2. A documentary film directed by Houda Benyamina, the director of divine
Presented in a special screening on May 26 at the 75th Cannes Film Festival, Salam revealed on the Croisette without Diam’s to defend it. And if many wondered whether she should come or not to the event, the rapper, who nevertheless gave a long interview to the media Brut, can count on Houda Benyamina and Anne Cissé talking about it for her. Because his autobiographical documentary was written and directed with six hands, with the precious help of a filmmaker already used to Cannes and a screenwriter to whom we owe the scripts for the Netflix series. Vampires and Lupine. Tributed in 2016 for divine, a film for which she won the Camera d’or in Cannes, Houda Benyamina had already become known for her association Mille Visages, created in 2006 and working for access to culture for young people in suburbs and rural areas. In 2020, during the first incarceration, she returned to the scene with Eddyen, an international Netflix series produced at the instigation of American Damien Chazelle (La La Land). To him to whom we owe the tube Dumplingen (2006) she imagined an intimate film similar to the former rapper, which looks back on moments of her life through testimonies from her loved ones: each scene is captured in close-up and the faces of the interviewees – who knows the rapper for years – has been surrounded by a black background, which obscured.

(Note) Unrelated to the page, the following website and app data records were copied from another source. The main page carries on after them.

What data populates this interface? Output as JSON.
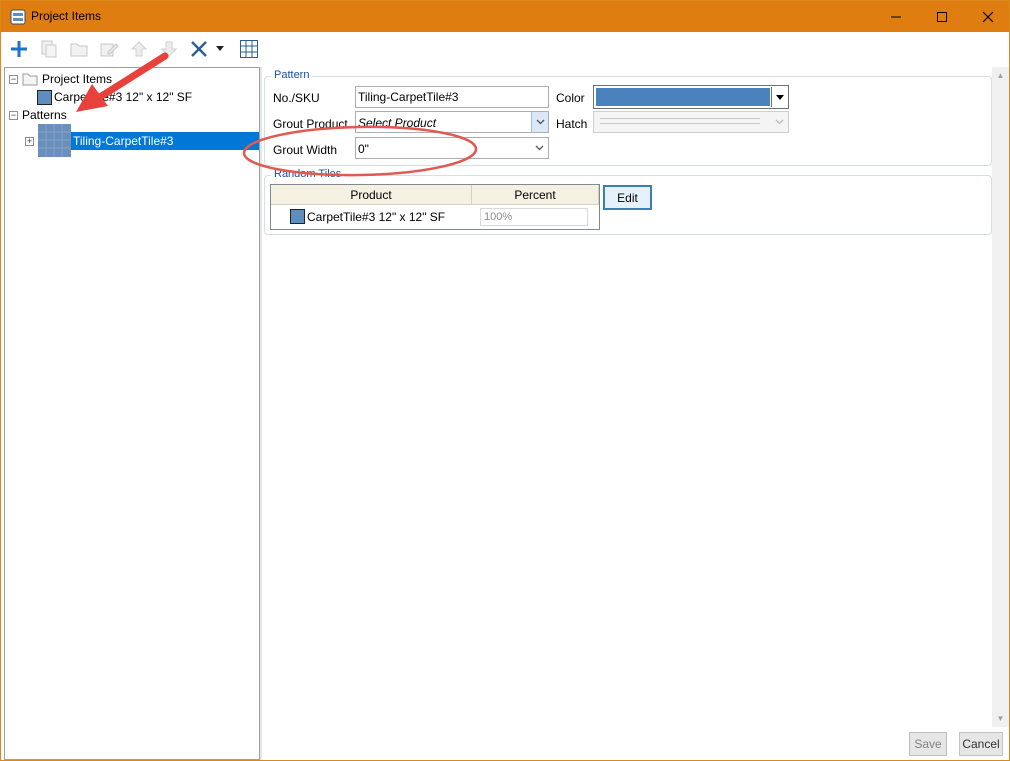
{
  "window": {
    "title": "Project Items",
    "accent_color": "#e07d10",
    "controls": [
      "minimize-icon",
      "maximize-icon",
      "close-icon"
    ]
  },
  "toolbar": {
    "buttons": [
      "add-icon",
      "copy-icon",
      "folder-icon",
      "edit-icon",
      "move-up-icon",
      "move-down-icon",
      "delete-icon",
      "dropdown-icon",
      "grid-icon"
    ]
  },
  "tree": {
    "project_items_label": "Project Items",
    "product_item_label": "CarpetTile#3 12\" x 12\" SF",
    "patterns_label": "Patterns",
    "pattern_item_label": "Tiling-CarpetTile#3",
    "swatch_color": "#5d8ebf"
  },
  "pattern": {
    "group_label": "Pattern",
    "sku_label": "No./SKU",
    "sku_value": "Tiling-CarpetTile#3",
    "color_label": "Color",
    "color_value": "#4a82bd",
    "grout_product_label": "Grout Product",
    "grout_product_placeholder": "Select Product",
    "hatch_label": "Hatch",
    "grout_width_label": "Grout Width",
    "grout_width_value": "0\""
  },
  "random_tiles": {
    "group_label": "Random Tiles",
    "columns": [
      "Product",
      "Percent"
    ],
    "rows": [
      {
        "product": "CarpetTile#3 12\" x 12\" SF",
        "percent": "100%"
      }
    ],
    "edit_label": "Edit"
  },
  "footer": {
    "save_label": "Save",
    "cancel_label": "Cancel"
  }
}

A testimony of depression, faith and … a promotion for the rapper association
While Diam slams during certain passages of the film, thus revealing some unpublished texts, above all, she wrote this documentary to finally expel the wounds caused by her media lynching at the announcement of her conversion to Islam. But if, in fact, she had already become a Muslim long before images of her veiled appeared in the press, she, who was demonized in the late 2000s and who ended up settling far from Paris, managed to climb up the slope thanks to faith and, we learn it in Hi, to his community involvement. The ex-rapper has set up an association, Big Up Project, which comes to the area of vulnerable children in Africa. We therefore see her in the picture visiting the residents of an orphanage that she helped build and seeing the improvement in the living conditions of the children who have grown up. Because Diam’s has not been unemployed for ten years: she is raising her three children and fighting to do good throughout the world. Moreover, if one wants to do the same, she warmly invites the audience at the end of the film to make a donation to her association.

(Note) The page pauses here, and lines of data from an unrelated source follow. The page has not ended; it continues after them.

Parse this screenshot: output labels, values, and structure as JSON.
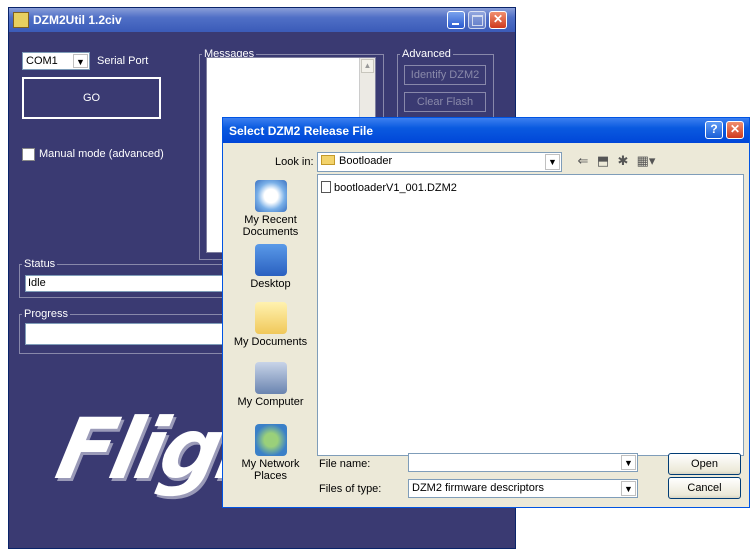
{
  "main": {
    "title": "DZM2Util 1.2civ",
    "port_value": "COM1",
    "port_label": "Serial Port",
    "go_label": "GO",
    "manual_mode_label": "Manual mode (advanced)",
    "messages_label": "Messages",
    "advanced_label": "Advanced",
    "identify_label": "Identify DZM2",
    "clear_flash_label": "Clear Flash",
    "status_label": "Status",
    "status_value": "Idle",
    "progress_label": "Progress",
    "progress": 0,
    "logo_text": "Fligh"
  },
  "dialog": {
    "title": "Select DZM2 Release File",
    "help_glyph": "?",
    "close_glyph": "✕",
    "look_in_label": "Look in:",
    "look_in_value": "Bootloader",
    "places": [
      {
        "label": "My Recent Documents",
        "icon": "recent-documents-icon"
      },
      {
        "label": "Desktop",
        "icon": "desktop-icon"
      },
      {
        "label": "My Documents",
        "icon": "my-documents-icon"
      },
      {
        "label": "My Computer",
        "icon": "my-computer-icon"
      },
      {
        "label": "My Network Places",
        "icon": "network-places-icon"
      }
    ],
    "files": [
      {
        "name": "bootloaderV1_001.DZM2"
      }
    ],
    "file_name_label": "File name:",
    "file_name_value": "",
    "file_type_label": "Files of type:",
    "file_type_value": "DZM2 firmware descriptors",
    "open_label": "Open",
    "cancel_label": "Cancel"
  },
  "colors": {
    "main_bg": "#3a3a72",
    "dialog_bg": "#ece9d8",
    "titlebar_blue": "#0a5ae0"
  }
}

Hi (2022) by Mélanie Diam’s, available on BrutX and in some cinemas on July 1st and 2nd.